Hiller opened the 1990s decade with ‘Taking Care of Business’. Two years later in 1992, he came up with the biopic on Babe Ruth, ‘The Babe’. The film received mixed reviews for its factual inaccuracies.
Hiller’s last couple of films did nothing to revive his otherwise downwards-hill career which slipped further because his movies flopped one after the other. He took a hiatus from film making in 1997 and returned behind the camera after nine years for what eventually turned out his last film ‘National Lampoon’s Pucked’, released in 2006. The film was unable to weave magic at the box office.
Awards & Achievements
From 1989 to 1993, Hiller served as President of the Directors Guild of America.

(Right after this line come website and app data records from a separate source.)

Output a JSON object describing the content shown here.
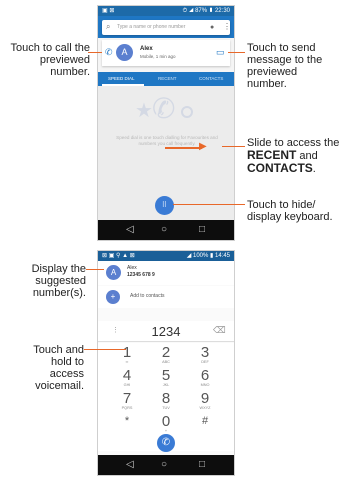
{
  "screen1": {
    "status_left": "▣ ⊠",
    "status_right": "⏱ ◢ 87% ▮ 22:30",
    "search_placeholder": "Type a name or phone number",
    "preview_initial": "A",
    "preview_name": "Alex",
    "preview_number": "Mobile, 1 min ago",
    "tabs": [
      "SPEED DIAL",
      "RECENT",
      "CONTACTS"
    ],
    "speed_dial_text": "Speed dial is one touch dialling for Favourites and numbers you call frequently."
  },
  "screen2": {
    "status_left": "⊠ ▣ ⚲ ▲ ⊠",
    "status_right": "◢ 100% ▮ 14:45",
    "suggestion_initial": "A",
    "suggestion_name": "Alex",
    "suggestion_number": "12345 678 9",
    "add_to_contacts": "Add to contacts",
    "dialed_number": "1234",
    "keys": [
      {
        "digit": "1",
        "letters": "∞"
      },
      {
        "digit": "2",
        "letters": "ABC"
      },
      {
        "digit": "3",
        "letters": "DEF"
      },
      {
        "digit": "4",
        "letters": "GHI"
      },
      {
        "digit": "5",
        "letters": "JKL"
      },
      {
        "digit": "6",
        "letters": "MNO"
      },
      {
        "digit": "7",
        "letters": "PQRS"
      },
      {
        "digit": "8",
        "letters": "TUV"
      },
      {
        "digit": "9",
        "letters": "WXYZ"
      },
      {
        "digit": "*",
        "letters": ""
      },
      {
        "digit": "0",
        "letters": "+"
      },
      {
        "digit": "#",
        "letters": ""
      }
    ]
  },
  "callouts": {
    "call_preview": "Touch to call the previewed number.",
    "send_message": "Touch to send message to the previewed number.",
    "slide_prefix": "Slide to access the",
    "slide_recent": "RECENT",
    "slide_and": "and",
    "slide_contacts": "CONTACTS",
    "slide_end": ".",
    "hide_keyboard": "Touch to hide/ display keyboard.",
    "suggested": "Display the suggested number(s).",
    "voicemail": "Touch and hold to access voicemail."
  },
  "colors": {
    "accent": "#1f77c4",
    "leader": "#e8682a",
    "avatar": "#5b7fcf",
    "fab": "#3a7bd5",
    "green": "#4caf50"
  },
  "icons": [
    "call-icon",
    "message-icon",
    "search-icon",
    "mic-icon",
    "more-icon",
    "star-icon",
    "phone-icon",
    "clock-icon",
    "dialpad-icon",
    "back-icon",
    "home-icon",
    "recents-icon",
    "add-contact-icon",
    "backspace-icon",
    "voicemail-icon"
  ]
}
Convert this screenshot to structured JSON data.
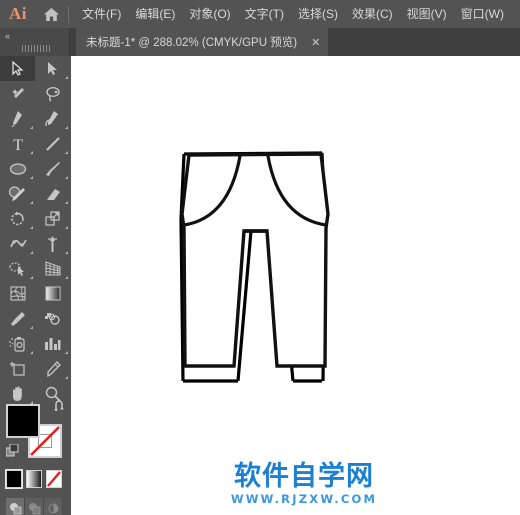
{
  "app": {
    "logo_text": "Ai",
    "logo_color": "#e8956b",
    "home_icon": "home-icon"
  },
  "menubar": {
    "items": [
      {
        "label": "文件(F)",
        "name": "menu-file"
      },
      {
        "label": "编辑(E)",
        "name": "menu-edit"
      },
      {
        "label": "对象(O)",
        "name": "menu-object"
      },
      {
        "label": "文字(T)",
        "name": "menu-type"
      },
      {
        "label": "选择(S)",
        "name": "menu-select"
      },
      {
        "label": "效果(C)",
        "name": "menu-effect"
      },
      {
        "label": "视图(V)",
        "name": "menu-view"
      },
      {
        "label": "窗口(W)",
        "name": "menu-window"
      }
    ]
  },
  "tabbar": {
    "collapse_label": "«",
    "document_tab": {
      "title": "未标题-1* @ 288.02% (CMYK/GPU 预览)",
      "close_label": "✕",
      "zoom_level": "288.02%",
      "color_mode": "CMYK",
      "render_mode": "GPU 预览"
    }
  },
  "toolbar": {
    "tools": [
      {
        "name": "selection-tool",
        "active": true,
        "has_flyout": false
      },
      {
        "name": "direct-selection-tool",
        "active": false,
        "has_flyout": true
      },
      {
        "name": "magic-wand-tool",
        "active": false,
        "has_flyout": false
      },
      {
        "name": "lasso-tool",
        "active": false,
        "has_flyout": false
      },
      {
        "name": "pen-tool",
        "active": false,
        "has_flyout": true
      },
      {
        "name": "curvature-tool",
        "active": false,
        "has_flyout": false
      },
      {
        "name": "type-tool",
        "active": false,
        "has_flyout": true
      },
      {
        "name": "line-segment-tool",
        "active": false,
        "has_flyout": true
      },
      {
        "name": "ellipse-tool",
        "active": false,
        "has_flyout": true
      },
      {
        "name": "paintbrush-tool",
        "active": false,
        "has_flyout": true
      },
      {
        "name": "shaper-tool",
        "active": false,
        "has_flyout": true
      },
      {
        "name": "eraser-tool",
        "active": false,
        "has_flyout": true
      },
      {
        "name": "rotate-tool",
        "active": false,
        "has_flyout": true
      },
      {
        "name": "scale-tool",
        "active": false,
        "has_flyout": true
      },
      {
        "name": "width-tool",
        "active": false,
        "has_flyout": true
      },
      {
        "name": "free-transform-tool",
        "active": false,
        "has_flyout": true
      },
      {
        "name": "shape-builder-tool",
        "active": false,
        "has_flyout": true
      },
      {
        "name": "perspective-grid-tool",
        "active": false,
        "has_flyout": true
      },
      {
        "name": "mesh-tool",
        "active": false,
        "has_flyout": false
      },
      {
        "name": "gradient-tool",
        "active": false,
        "has_flyout": false
      },
      {
        "name": "eyedropper-tool",
        "active": false,
        "has_flyout": true
      },
      {
        "name": "blend-tool",
        "active": false,
        "has_flyout": false
      },
      {
        "name": "symbol-sprayer-tool",
        "active": false,
        "has_flyout": true
      },
      {
        "name": "column-graph-tool",
        "active": false,
        "has_flyout": true
      },
      {
        "name": "artboard-tool",
        "active": false,
        "has_flyout": false
      },
      {
        "name": "slice-tool",
        "active": false,
        "has_flyout": true
      },
      {
        "name": "hand-tool",
        "active": false,
        "has_flyout": true
      },
      {
        "name": "zoom-tool",
        "active": false,
        "has_flyout": false
      }
    ],
    "fill_color": "#000000",
    "stroke_color": "#ffffff",
    "swap_icon": "swap-fill-stroke-icon",
    "default_icon": "default-fill-stroke-icon",
    "swatches": [
      {
        "name": "color-swatch",
        "selected": true
      },
      {
        "name": "gradient-swatch",
        "selected": false
      },
      {
        "name": "none-swatch",
        "selected": false
      }
    ],
    "draw_modes": [
      {
        "name": "draw-normal-mode",
        "active": true
      },
      {
        "name": "draw-behind-mode",
        "active": false
      },
      {
        "name": "draw-inside-mode",
        "active": false
      }
    ]
  },
  "canvas": {
    "background": "#ffffff",
    "artwork_name": "pants-outline-drawing"
  },
  "watermark": {
    "chinese": "软件自学网",
    "english": "WWW.RJZXW.COM",
    "color_cn": "#1b7fd4",
    "color_en": "#3b97e0"
  }
}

He was the President of the Academy of Motion Picture Arts and Sciences from 1993 to 1997.
In 1995, Hiller received an honorary Doctor of Laws.
In 2002, Hiller received the Jean Hersholt Humanitarian Award at the Academy Awards ceremony for his humanitarian, charitable and philanthropic works.
Hiller was honoured with a star on Canada's Walk of Fame in Toronto in 2002
In 2006, Hiller was honoured as an Officer of the Order of Canada.